[Data about app and page elements]
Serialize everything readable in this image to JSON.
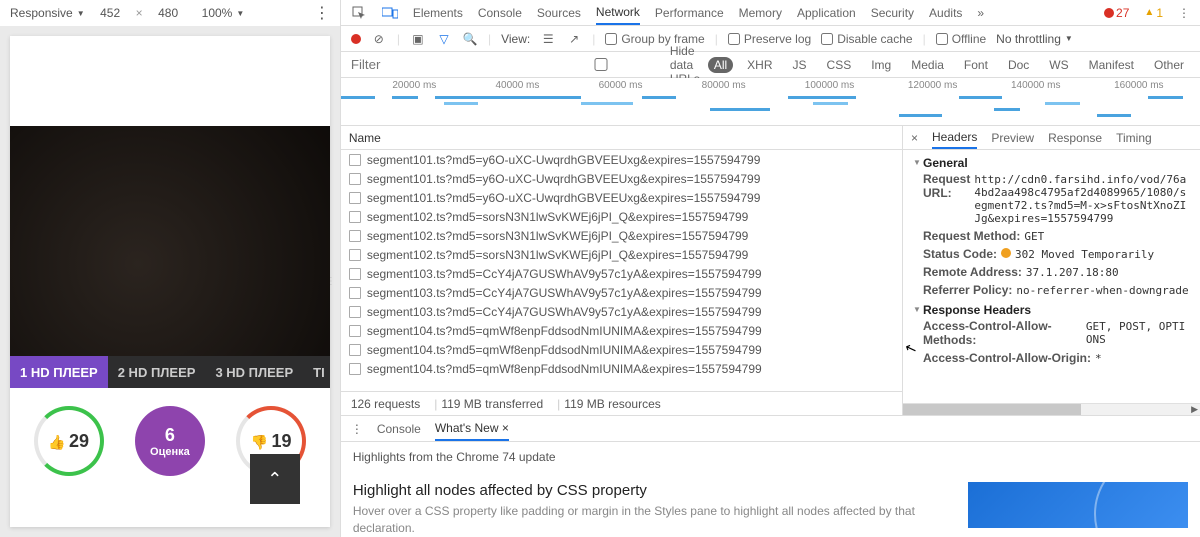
{
  "device_toolbar": {
    "mode": "Responsive",
    "width": "452",
    "height": "480",
    "zoom": "100%"
  },
  "viewport": {
    "hd_tabs": [
      {
        "label": "1 HD ПЛЕЕР",
        "active": true
      },
      {
        "label": "2 HD ПЛЕЕР",
        "active": false
      },
      {
        "label": "3 HD ПЛЕЕР",
        "active": false
      },
      {
        "label": "TI",
        "active": false
      }
    ],
    "likes": "29",
    "dislikes": "19",
    "score_big": "6",
    "score_label": "Оценка"
  },
  "devtools": {
    "tabs": [
      "Elements",
      "Console",
      "Sources",
      "Network",
      "Performance",
      "Memory",
      "Application",
      "Security",
      "Audits"
    ],
    "active_tab": "Network",
    "errors": "27",
    "warnings": "1",
    "netbar": {
      "view_label": "View:",
      "group_by_frame": "Group by frame",
      "preserve_log": "Preserve log",
      "disable_cache": "Disable cache",
      "offline": "Offline",
      "throttling": "No throttling"
    },
    "filter": {
      "placeholder": "Filter",
      "hide_data_urls": "Hide data URLs",
      "pills": [
        "All",
        "XHR",
        "JS",
        "CSS",
        "Img",
        "Media",
        "Font",
        "Doc",
        "WS",
        "Manifest",
        "Other"
      ],
      "active_pill": "All"
    },
    "timeline_ticks": [
      "20000 ms",
      "40000 ms",
      "60000 ms",
      "80000 ms",
      "100000 ms",
      "120000 ms",
      "140000 ms",
      "160000 ms"
    ],
    "name_header": "Name",
    "requests": [
      "segment101.ts?md5=y6O-uXC-UwqrdhGBVEEUxg&expires=1557594799",
      "segment101.ts?md5=y6O-uXC-UwqrdhGBVEEUxg&expires=1557594799",
      "segment101.ts?md5=y6O-uXC-UwqrdhGBVEEUxg&expires=1557594799",
      "segment102.ts?md5=sorsN3N1lwSvKWEj6jPI_Q&expires=1557594799",
      "segment102.ts?md5=sorsN3N1lwSvKWEj6jPI_Q&expires=1557594799",
      "segment102.ts?md5=sorsN3N1lwSvKWEj6jPI_Q&expires=1557594799",
      "segment103.ts?md5=CcY4jA7GUSWhAV9y57c1yA&expires=1557594799",
      "segment103.ts?md5=CcY4jA7GUSWhAV9y57c1yA&expires=1557594799",
      "segment103.ts?md5=CcY4jA7GUSWhAV9y57c1yA&expires=1557594799",
      "segment104.ts?md5=qmWf8enpFddsodNmIUNIMA&expires=1557594799",
      "segment104.ts?md5=qmWf8enpFddsodNmIUNIMA&expires=1557594799",
      "segment104.ts?md5=qmWf8enpFddsodNmIUNIMA&expires=1557594799"
    ],
    "status_summary": {
      "requests": "126 requests",
      "transferred": "119 MB transferred",
      "resources": "119 MB resources"
    },
    "detail_tabs": [
      "Headers",
      "Preview",
      "Response",
      "Timing"
    ],
    "detail_active": "Headers",
    "headers": {
      "general_label": "General",
      "request_url_k": "Request URL:",
      "request_url_v": "http://cdn0.farsihd.info/vod/76a4bd2aa498c4795af2d4089965/1080/segment72.ts?md5=M-x>sFtosNtXnoZIJg&expires=1557594799",
      "request_method_k": "Request Method:",
      "request_method_v": "GET",
      "status_code_k": "Status Code:",
      "status_code_v": "302 Moved Temporarily",
      "remote_address_k": "Remote Address:",
      "remote_address_v": "37.1.207.18:80",
      "referrer_policy_k": "Referrer Policy:",
      "referrer_policy_v": "no-referrer-when-downgrade",
      "response_headers_label": "Response Headers",
      "ac_methods_k": "Access-Control-Allow-Methods:",
      "ac_methods_v": "GET, POST, OPTIONS",
      "ac_origin_k": "Access-Control-Allow-Origin:",
      "ac_origin_v": "*"
    },
    "drawer": {
      "tabs": [
        "Console",
        "What's New"
      ],
      "active": "What's New",
      "highlights_line": "Highlights from the Chrome 74 update",
      "hero_title": "Highlight all nodes affected by CSS property",
      "hero_body": "Hover over a CSS property like padding or margin in the Styles pane to highlight all nodes affected by that declaration."
    }
  }
}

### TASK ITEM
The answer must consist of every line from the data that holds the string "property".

### SOLUTION
      "hero_title": "Highlight all nodes affected by CSS property",
      "hero_body": "Hover over a CSS property like padding or margin in the Styles pane to highlight all nodes affected by that declaration."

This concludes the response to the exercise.